DATA SHOWN —
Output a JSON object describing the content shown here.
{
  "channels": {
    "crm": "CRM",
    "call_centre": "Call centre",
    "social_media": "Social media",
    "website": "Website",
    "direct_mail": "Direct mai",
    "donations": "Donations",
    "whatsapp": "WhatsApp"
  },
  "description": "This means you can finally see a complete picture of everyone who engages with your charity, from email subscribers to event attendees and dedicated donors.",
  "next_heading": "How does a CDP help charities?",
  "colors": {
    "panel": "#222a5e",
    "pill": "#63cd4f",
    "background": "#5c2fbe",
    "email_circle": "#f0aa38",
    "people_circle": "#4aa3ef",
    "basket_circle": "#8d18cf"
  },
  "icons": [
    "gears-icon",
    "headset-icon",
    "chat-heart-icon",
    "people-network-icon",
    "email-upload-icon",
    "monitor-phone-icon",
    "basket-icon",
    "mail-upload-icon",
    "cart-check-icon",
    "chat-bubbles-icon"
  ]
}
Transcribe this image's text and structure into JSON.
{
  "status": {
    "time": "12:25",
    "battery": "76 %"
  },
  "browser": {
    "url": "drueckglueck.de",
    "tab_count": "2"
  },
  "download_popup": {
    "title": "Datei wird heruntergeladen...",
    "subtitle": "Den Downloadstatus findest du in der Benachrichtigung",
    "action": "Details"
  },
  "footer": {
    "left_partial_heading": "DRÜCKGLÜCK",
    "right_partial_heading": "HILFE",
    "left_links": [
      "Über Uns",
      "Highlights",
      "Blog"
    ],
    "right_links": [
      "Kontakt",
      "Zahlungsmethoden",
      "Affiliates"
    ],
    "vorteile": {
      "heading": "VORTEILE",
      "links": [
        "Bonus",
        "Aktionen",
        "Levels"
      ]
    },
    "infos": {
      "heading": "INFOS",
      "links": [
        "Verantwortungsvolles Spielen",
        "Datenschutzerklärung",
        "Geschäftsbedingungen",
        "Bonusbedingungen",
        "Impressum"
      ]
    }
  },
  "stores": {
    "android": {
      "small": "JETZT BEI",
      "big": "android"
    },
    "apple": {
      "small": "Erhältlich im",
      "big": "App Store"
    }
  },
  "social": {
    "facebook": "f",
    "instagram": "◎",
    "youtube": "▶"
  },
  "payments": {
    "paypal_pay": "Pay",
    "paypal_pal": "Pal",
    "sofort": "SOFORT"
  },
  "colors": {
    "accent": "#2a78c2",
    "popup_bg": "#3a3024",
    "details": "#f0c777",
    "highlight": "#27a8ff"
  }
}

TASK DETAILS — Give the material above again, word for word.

SOLVED EXERCISE —
Output a JSON object describing the content shown here.
{
  "channels": {
    "crm": "CRM",
    "call_centre": "Call centre",
    "social_media": "Social media",
    "website": "Website",
    "direct_mail": "Direct mai",
    "donations": "Donations",
    "whatsapp": "WhatsApp"
  },
  "description": "This means you can finally see a complete picture of everyone who engages with your charity, from email subscribers to event attendees and dedicated donors.",
  "next_heading": "How does a CDP help charities?",
  "colors": {
    "panel": "#222a5e",
    "pill": "#63cd4f",
    "background": "#5c2fbe",
    "email_circle": "#f0aa38",
    "people_circle": "#4aa3ef",
    "basket_circle": "#8d18cf"
  },
  "icons": [
    "gears-icon",
    "headset-icon",
    "chat-heart-icon",
    "people-network-icon",
    "email-upload-icon",
    "monitor-phone-icon",
    "basket-icon",
    "mail-upload-icon",
    "cart-check-icon",
    "chat-bubbles-icon"
  ]
}
Transcribe this image's text and structure into JSON.
{
  "status": {
    "time": "12:25",
    "battery": "76 %"
  },
  "browser": {
    "url": "drueckglueck.de",
    "tab_count": "2"
  },
  "download_popup": {
    "title": "Datei wird heruntergeladen...",
    "subtitle": "Den Downloadstatus findest du in der Benachrichtigung",
    "action": "Details"
  },
  "footer": {
    "left_partial_heading": "DRÜCKGLÜCK",
    "right_partial_heading": "HILFE",
    "left_links": [
      "Über Uns",
      "Highlights",
      "Blog"
    ],
    "right_links": [
      "Kontakt",
      "Zahlungsmethoden",
      "Affiliates"
    ],
    "vorteile": {
      "heading": "VORTEILE",
      "links": [
        "Bonus",
        "Aktionen",
        "Levels"
      ]
    },
    "infos": {
      "heading": "INFOS",
      "links": [
        "Verantwortungsvolles Spielen",
        "Datenschutzerklärung",
        "Geschäftsbedingungen",
        "Bonusbedingungen",
        "Impressum"
      ]
    }
  },
  "stores": {
    "android": {
      "small": "JETZT BEI",
      "big": "android"
    },
    "apple": {
      "small": "Erhältlich im",
      "big": "App Store"
    }
  },
  "social": {
    "facebook": "f",
    "instagram": "◎",
    "youtube": "▶"
  },
  "payments": {
    "paypal_pay": "Pay",
    "paypal_pal": "Pal",
    "sofort": "SOFORT"
  },
  "colors": {
    "accent": "#2a78c2",
    "popup_bg": "#3a3024",
    "details": "#f0c777",
    "highlight": "#27a8ff"
  }
}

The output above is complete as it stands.